**Exercise brief:**
Each record below should be returned exactly, with its pictures left out.

App and web page records:

<<<<

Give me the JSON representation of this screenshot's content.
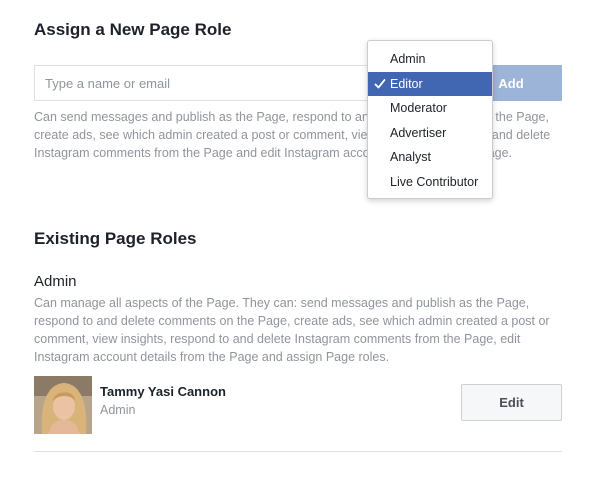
{
  "assign": {
    "title": "Assign a New Page Role",
    "input_placeholder": "Type a name or email",
    "add_label": "Add",
    "description": "Can send messages and publish as the Page, respond to and delete comments on the Page, create ads, see which admin created a post or comment, view insights, respond to and delete Instagram comments from the Page and edit Instagram account details from the Page."
  },
  "role_dropdown": {
    "selected": "Editor",
    "options": [
      "Admin",
      "Editor",
      "Moderator",
      "Advertiser",
      "Analyst",
      "Live Contributor"
    ]
  },
  "existing": {
    "title": "Existing Page Roles",
    "role_heading": "Admin",
    "role_description": "Can manage all aspects of the Page. They can: send messages and publish as the Page, respond to and delete comments on the Page, create ads, see which admin created a post or comment, view insights, respond to and delete Instagram comments from the Page, edit Instagram account details from the Page and assign Page roles.",
    "user": {
      "name": "Tammy Yasi Cannon",
      "role": "Admin",
      "edit_label": "Edit"
    }
  },
  "colors": {
    "add_button": "#9cb4d8",
    "selected_option": "#4267b2",
    "muted_text": "#90949c"
  }
}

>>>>

**Answer for this exercise:**
Give me the JSON representation of this screenshot's content.
{
  "assign": {
    "title": "Assign a New Page Role",
    "input_placeholder": "Type a name or email",
    "add_label": "Add",
    "description": "Can send messages and publish as the Page, respond to and delete comments on the Page, create ads, see which admin created a post or comment, view insights, respond to and delete Instagram comments from the Page and edit Instagram account details from the Page."
  },
  "role_dropdown": {
    "selected": "Editor",
    "options": [
      "Admin",
      "Editor",
      "Moderator",
      "Advertiser",
      "Analyst",
      "Live Contributor"
    ]
  },
  "existing": {
    "title": "Existing Page Roles",
    "role_heading": "Admin",
    "role_description": "Can manage all aspects of the Page. They can: send messages and publish as the Page, respond to and delete comments on the Page, create ads, see which admin created a post or comment, view insights, respond to and delete Instagram comments from the Page, edit Instagram account details from the Page and assign Page roles.",
    "user": {
      "name": "Tammy Yasi Cannon",
      "role": "Admin",
      "edit_label": "Edit"
    }
  },
  "colors": {
    "add_button": "#9cb4d8",
    "selected_option": "#4267b2",
    "muted_text": "#90949c"
  }
}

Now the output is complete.